Regarding the regulation of e-commerce in Cyprus, the Law on Certain Legal Aspects of Information Society Services in Particular Electronic Commerce and Associated Matters156(I)/2004, implementing Directive 200/31/EC, aims at ensuring the free movement of information society services between the Republic of Cyprus and the EU/EEA Member States and additionally regulates online information services, online advertising and marketing, online selling of products and services and online entertainment services.
It should also be mentioned that a bill has been drafted to replace the Law 138(I)/2001 on personal data, which will implement the General Data Protection Regulation Reg(EE)2016/679. This is a response to the Fintech evolution as the need to avoid risks and protect personal data becomes higher.
USA – DS There is a risk of over-regulation in areas such as cryptocurrency and tokenisation, because of the problems with scammers and fraud right now.
We are seeing the US Securities and Exchange Commission (SEC) and the Commodity Futures Trading Commission (CFTC) lining up with the individual US States on the issues of the blockchain, smart contracts and cryptocurrency. This is a very hot button topic at present with several issues that need to be resolved, including the proper regulation of ICOs and the recognition of tokens and currencies as tangible real-world assets subject to wider use and tax.
Curaçao – LS The local central banks of both Curaçao and Aruba are actively reviewing the current payments landscape and outlining the requirements for a future state payment system. In Aruba, for example, the ambition is to start with the implementation of a new payment infrastructure halfway through 2018, should show tangible progress next year, with the ambition to have a fully modernised payment infrastructure in place by 2020.
Other innovative approaches involving InfoCapital include working with partner companies like Earlybird Funding (EBF) who act as brokers on the Dutch Caribbean Securities Exchange (DCSX) platform.
EBF provides the tools necessary to empower its community of investors to manage their investments in Fintech companies effectively. EBF, together with the DCSX, provides access to a regulated and transparent marketplace through its unique platform and model that enables funding and investment in Fintech start-up companies in exchange for shares.

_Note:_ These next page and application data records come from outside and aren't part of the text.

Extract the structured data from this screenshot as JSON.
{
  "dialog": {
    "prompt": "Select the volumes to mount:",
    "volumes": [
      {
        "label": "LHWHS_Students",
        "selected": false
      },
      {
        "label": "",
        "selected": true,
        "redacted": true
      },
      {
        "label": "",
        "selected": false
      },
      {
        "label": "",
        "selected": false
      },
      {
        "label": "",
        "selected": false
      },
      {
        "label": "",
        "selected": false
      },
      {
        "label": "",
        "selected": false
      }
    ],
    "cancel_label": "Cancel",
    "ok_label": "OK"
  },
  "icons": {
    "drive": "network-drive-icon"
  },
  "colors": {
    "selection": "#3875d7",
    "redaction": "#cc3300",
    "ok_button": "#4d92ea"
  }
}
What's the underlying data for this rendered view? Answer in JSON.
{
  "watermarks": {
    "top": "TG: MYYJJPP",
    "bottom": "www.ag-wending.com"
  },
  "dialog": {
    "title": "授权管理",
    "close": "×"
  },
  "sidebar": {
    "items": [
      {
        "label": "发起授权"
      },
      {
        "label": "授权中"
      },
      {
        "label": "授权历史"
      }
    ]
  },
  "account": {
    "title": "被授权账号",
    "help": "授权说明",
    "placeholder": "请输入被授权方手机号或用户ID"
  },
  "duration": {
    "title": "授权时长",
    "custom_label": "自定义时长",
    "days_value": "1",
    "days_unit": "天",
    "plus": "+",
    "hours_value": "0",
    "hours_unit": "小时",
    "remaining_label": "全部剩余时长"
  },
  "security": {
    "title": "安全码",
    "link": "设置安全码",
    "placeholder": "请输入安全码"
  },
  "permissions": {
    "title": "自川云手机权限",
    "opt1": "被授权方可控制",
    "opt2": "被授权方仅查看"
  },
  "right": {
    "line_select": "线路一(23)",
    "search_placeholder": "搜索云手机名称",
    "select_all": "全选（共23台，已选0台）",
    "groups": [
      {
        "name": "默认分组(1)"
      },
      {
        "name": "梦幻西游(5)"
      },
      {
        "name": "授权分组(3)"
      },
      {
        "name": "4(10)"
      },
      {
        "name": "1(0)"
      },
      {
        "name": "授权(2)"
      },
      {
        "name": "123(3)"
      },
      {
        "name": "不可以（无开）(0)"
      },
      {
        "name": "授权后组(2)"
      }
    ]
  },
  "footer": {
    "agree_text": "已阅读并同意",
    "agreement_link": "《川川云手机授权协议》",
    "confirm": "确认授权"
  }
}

The Curaçao Ministry of Economic Development has a number of initiatives to increase attention to new Fintech opportunities, including annual conferences and its innovation incubator CITI.
Crypto and blockchain enterprises and projects in Curaçao have made compliance their foundation and as such have met existing regulations well. We consider this a differentiator for the jurisdiction, as it means no new regulation and special sandbox is needed.
Foreign exchange bank account requirements need adjustment to allow for compliant crypto and blockchain business. This is not a standalone of course, as the correspondent bank issue remains a major challenge.
Luis Santine (LS) InfoCapital – Curaçao www.irglobal.com/advisor/luis-santine-jr
Adriano Chaves (AC) CGM Advogados – Brazil www.irglobal.com/advisor/adriano-raposo-do-amaral-pinto-chaves
David Sorin (DS) McCarter & English LLP – USA www.mccarter.com/David-J-Sorin/
Craig Blackmore (CB) Verde Corporate Finance – UK www.irglobal.com/advisor/craig-blackmore
Soteris Flourentzos (SF) Soteris Flourentzos & Associates LLC – Cyprus www.irglobal.com/advisor/soteris-flourentzos
Clinton Morrow (CM) Charltons Law – Hong Kong www.irglobal.com/advisor/clinton-morrow
Hans Kuhn (HK) Zulauf Partner – Switzerland www.irglobal.com/advisor/dr-hans-kuhn
Evelyn Maher Bonn Steichen & Partners – Luxembourg www.irglobal.com/advisor/evelyn-maher
Melvin Tjon Akon (MTA) Bonn Steichen & Partners – Luxembourg www.bsp.lu/professionals/associate/melvin-tjon-akon
Gordon Micallef (GM) RSM Malta – Malta www.rsm.global/malta/people/gordon-micallef
Kevin Bertouille (KB) Everest Law – Belgium www.everest-law.eu/nl/advocaten/kevin-bertouille